Thiruvananthapuram: Kerala has unveiled a transgender policy, becoming the first state in India to do so. The policy aims to give 25,000 transgender people in the state a platform to eventually be able to demand a right to equality, dignity, development and expression, the government says.
When the process started a few years ago, Minister for Social Welfare MK Muneer said, he was told that there are no transgender people in Kerala - something he couldn't believe.
"We hope this policy will help us in getting transgenders formal education, employment and more. In Kerala, most of them are seen begging and or being forced into the sex market," Mr Muneer told NDTV.
Akkai Padmashali, a well-known transgender activist in Kerala, believes that while the policy is welcome step, more needs to be done urgently.
"It's boiling down to ensuring dignity for transgenders but how can we have that as long as we are having Section 377? We are also awaiting the Transgender Bill which is to be tabled in the parliament in December," Akkai said.
Section 377 of the Indian Penal Code, a law introduced in the 19th Century that that the Supreme Court in 2013 refused to strike down, criminalises sexual activities "against the order of nature", arguably including homosexual acts.
Since Section 377 deems any sexual activity that cannot produce a baby as "unnatural" and punishable, transgender people can be subjected to persecution under the law, activists say.
As part of its initiative, Kerala government hopes to introduce separate gender columns for transgender people in all government forms for jobs, as their next step.
But for many like Sheetal Smitoj, a transgender activist from Kerala in her thirties, the issue is still about identity.

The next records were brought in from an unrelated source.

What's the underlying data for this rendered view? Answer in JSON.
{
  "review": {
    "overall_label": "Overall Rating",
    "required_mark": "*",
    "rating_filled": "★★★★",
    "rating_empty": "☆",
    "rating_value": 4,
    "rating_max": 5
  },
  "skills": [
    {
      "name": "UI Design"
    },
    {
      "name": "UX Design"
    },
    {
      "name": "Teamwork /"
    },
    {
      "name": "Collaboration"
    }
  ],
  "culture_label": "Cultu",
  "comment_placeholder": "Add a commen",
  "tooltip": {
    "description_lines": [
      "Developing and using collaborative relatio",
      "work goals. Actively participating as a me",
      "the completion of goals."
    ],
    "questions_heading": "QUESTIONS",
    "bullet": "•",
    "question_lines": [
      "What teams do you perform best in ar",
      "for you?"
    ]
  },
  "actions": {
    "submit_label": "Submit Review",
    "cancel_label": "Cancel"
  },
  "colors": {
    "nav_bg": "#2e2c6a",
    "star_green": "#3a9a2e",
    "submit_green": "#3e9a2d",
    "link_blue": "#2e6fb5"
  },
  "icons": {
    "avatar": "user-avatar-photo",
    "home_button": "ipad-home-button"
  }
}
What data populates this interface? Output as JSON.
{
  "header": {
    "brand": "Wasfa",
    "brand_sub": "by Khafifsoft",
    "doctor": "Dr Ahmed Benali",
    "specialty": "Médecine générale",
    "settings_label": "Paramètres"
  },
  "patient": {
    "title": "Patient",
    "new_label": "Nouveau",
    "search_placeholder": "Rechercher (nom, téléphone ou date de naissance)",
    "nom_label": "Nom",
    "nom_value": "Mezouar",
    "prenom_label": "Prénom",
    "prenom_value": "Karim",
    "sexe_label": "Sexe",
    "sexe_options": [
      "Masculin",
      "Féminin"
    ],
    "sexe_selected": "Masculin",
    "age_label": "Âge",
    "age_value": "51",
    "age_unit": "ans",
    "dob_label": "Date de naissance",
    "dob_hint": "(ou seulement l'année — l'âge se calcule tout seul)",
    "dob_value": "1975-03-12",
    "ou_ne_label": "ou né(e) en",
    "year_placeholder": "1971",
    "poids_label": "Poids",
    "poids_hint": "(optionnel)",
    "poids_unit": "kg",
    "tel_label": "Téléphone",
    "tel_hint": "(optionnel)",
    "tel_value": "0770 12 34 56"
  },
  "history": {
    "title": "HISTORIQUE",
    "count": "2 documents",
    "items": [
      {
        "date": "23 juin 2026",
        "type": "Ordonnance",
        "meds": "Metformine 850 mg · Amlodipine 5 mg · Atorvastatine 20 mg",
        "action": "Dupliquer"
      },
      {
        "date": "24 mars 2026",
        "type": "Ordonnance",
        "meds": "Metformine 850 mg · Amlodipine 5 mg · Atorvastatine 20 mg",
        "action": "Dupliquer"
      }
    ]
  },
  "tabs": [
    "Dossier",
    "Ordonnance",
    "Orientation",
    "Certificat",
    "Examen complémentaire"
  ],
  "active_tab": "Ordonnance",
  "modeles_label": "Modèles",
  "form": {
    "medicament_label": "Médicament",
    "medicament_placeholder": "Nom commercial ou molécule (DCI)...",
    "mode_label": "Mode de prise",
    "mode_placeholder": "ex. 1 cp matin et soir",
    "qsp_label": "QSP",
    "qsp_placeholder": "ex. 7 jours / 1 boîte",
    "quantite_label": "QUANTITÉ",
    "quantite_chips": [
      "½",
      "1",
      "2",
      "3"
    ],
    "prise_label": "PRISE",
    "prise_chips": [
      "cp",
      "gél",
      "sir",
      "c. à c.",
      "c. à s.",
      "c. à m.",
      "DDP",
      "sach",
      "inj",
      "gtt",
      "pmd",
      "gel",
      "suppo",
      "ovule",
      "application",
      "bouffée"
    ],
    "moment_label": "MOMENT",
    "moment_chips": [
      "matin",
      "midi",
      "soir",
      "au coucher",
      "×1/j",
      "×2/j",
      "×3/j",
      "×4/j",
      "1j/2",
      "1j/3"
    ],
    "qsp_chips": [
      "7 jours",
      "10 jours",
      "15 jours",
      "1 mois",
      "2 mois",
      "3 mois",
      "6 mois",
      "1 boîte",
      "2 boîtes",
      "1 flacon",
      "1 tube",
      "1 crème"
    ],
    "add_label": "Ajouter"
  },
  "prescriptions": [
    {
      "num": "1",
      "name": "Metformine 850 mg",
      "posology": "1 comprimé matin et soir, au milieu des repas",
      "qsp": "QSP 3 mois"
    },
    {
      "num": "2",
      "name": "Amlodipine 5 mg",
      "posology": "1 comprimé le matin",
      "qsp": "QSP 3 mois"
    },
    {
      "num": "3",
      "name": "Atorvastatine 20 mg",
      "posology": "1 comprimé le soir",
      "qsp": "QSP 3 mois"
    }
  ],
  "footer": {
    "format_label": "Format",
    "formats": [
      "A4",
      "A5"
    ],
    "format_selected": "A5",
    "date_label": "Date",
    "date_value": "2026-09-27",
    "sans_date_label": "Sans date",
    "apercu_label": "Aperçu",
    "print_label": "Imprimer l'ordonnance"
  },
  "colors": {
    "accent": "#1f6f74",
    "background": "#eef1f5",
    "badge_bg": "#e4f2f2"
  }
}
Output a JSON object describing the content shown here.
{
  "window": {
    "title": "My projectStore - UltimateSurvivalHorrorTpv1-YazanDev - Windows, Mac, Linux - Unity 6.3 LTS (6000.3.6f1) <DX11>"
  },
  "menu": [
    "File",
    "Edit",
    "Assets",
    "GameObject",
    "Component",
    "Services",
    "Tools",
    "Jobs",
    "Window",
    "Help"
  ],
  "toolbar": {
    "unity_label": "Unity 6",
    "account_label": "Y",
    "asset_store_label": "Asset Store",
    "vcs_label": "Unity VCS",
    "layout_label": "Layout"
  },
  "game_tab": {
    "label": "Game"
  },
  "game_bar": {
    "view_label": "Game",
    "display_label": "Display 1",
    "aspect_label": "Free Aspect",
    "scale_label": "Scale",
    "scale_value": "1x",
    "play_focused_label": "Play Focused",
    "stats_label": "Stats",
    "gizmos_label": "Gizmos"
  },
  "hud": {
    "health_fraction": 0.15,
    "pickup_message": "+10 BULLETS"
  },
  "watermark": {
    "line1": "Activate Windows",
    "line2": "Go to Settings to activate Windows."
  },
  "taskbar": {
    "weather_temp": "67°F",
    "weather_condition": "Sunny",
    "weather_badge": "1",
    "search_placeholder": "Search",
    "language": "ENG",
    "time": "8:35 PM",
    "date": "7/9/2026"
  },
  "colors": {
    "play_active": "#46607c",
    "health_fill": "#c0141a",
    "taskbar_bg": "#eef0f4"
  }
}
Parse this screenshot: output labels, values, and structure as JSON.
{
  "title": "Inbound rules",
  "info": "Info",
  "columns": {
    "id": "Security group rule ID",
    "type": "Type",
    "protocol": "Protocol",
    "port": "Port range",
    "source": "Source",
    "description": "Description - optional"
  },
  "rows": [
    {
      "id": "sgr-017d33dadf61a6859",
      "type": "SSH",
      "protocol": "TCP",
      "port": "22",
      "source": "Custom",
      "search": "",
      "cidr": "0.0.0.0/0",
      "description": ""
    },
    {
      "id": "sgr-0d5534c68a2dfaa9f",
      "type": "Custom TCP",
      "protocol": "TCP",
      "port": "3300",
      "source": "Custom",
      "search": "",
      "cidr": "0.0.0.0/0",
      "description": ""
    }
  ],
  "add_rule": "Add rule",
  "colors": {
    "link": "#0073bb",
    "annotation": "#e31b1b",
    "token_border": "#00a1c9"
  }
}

Speaking at the International Conference on Gender Equality in Thiruvananthapuram, Sheetal said, "Why are we called the third gender? Who is first gender and second gender? Men? Women? Why are we third?"